Binary Star System
A binary star system could increase the possibility a planet could sustain liquid water on its planet's surface. NASA/JPL-Caltech/T. Pyle

Researchers are suggesting two suns may be better than one. If the theory is correct, it would vastly increase the number of planets that could, potentially, sustain life and give astronomers new targets to observe.

Astronomers from the University of Texas at El Paso, ot UTEP, and New Mexico State University have found a mechanism that exists only between binary stars that may increase the chance a planet could sustain liquid water at its surface. The researchers also point out the fact that the mechanism could actually make it more difficult to sustain liquid water on planet orbiting a binary system. The research, led by Paul A. Mason from UTEP, will be published in Astrophysical Journal Letters. The astronomers belong to Group of Computational Physics and Astrophysics, FACom.

The mechanism is based on the two stars orbiting one another in a binary system becoming tidally locked. The moon is tidally locked to the Earth and one side of the moon always facing the Earth. Tidal locking occurs when a body’s rotation synchronizes to its orbit of the larger host, due to the effects of gravity.

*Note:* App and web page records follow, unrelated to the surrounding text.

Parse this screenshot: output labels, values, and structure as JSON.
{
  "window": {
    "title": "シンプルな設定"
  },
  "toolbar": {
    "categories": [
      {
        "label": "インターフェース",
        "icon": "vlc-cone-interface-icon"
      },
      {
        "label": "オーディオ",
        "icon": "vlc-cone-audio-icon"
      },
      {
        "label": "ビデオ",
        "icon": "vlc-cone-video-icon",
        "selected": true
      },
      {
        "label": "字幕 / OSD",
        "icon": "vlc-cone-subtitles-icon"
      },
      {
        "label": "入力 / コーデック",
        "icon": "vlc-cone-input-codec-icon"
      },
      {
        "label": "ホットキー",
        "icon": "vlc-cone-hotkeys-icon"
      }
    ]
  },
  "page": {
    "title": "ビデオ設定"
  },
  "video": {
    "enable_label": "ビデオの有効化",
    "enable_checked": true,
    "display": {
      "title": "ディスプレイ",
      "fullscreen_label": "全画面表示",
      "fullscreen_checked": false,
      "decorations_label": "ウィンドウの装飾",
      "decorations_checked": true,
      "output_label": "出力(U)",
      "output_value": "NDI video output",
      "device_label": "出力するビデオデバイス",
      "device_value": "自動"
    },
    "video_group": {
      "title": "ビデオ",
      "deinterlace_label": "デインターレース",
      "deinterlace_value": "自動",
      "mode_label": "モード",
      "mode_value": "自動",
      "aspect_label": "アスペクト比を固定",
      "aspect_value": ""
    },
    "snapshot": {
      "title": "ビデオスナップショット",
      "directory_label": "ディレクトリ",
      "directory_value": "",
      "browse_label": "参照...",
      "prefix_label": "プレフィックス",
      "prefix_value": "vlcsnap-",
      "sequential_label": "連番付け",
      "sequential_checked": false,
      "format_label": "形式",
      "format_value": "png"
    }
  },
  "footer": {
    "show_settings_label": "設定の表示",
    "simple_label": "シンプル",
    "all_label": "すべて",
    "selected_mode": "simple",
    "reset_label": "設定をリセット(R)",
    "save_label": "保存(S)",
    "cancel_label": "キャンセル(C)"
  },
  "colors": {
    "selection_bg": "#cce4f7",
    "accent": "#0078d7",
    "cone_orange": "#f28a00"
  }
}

In the case of the moon, it takes 27 days to complete one revolution -- the same amount of time needed to complete one orbit around the Earth.

While tidal locking is a bad thing for planets -- half of the planet would receive all the light while the other half would be freezing -- it may be beneficial to a binary star system. A young star is incredibly hot, which could prevent the formation of an atmosphere on a planet orbiting it, which would eliminate any possibility of water, or life, being sustained on the planet. Over time, the rotation of a star slows down and it cools down. The sun is around 4.5 billion years old, and, while still incredibly hot, it is not as hot as it once was. The astronomers believe the incredibly hot sun during its youth may have prevented any chance of Venus or Mercury sustaining liquid water on their respective surfaces.

Tidal locking between two stars in a binary could prematurely reduce the rotation of young star, thereby making it cooler. The stars would have to be tidally locked from the beginning of their formation, notes the researchers, and these young stars could act more like a middle-age star. This mechanism, called “rotational aging,” could reduce the radiation a planet receives from the binary stars, increasing the chance for an atmosphere to form and the development of liquid water on the planet’s surface.

Currently, the search for planets that could sustain liquid water on its surface, and therefore life, is limited to planets within its host star’s habitable zone. In that location, the temperature is neither too hot nor too cold for liquid water, and, because the temperature has to be just right to main liquid water, astronomers have dubbed this area the Goldilocks zone.

The researchers identified three candidate systems, Kepler 34, Kepler 47 and Kepler 64, that have planets orbiting the binary stars that are tidally locked. It is possible that, based on the rotational aging mechanism, Kepler 34 could have more than one planet in its habitable zone. There is a possibility that tidally locked stars could be synchronized to rotate faster, increasing their heat well into middle-age. The astronomers hope to test this mechanism on the candidate systems.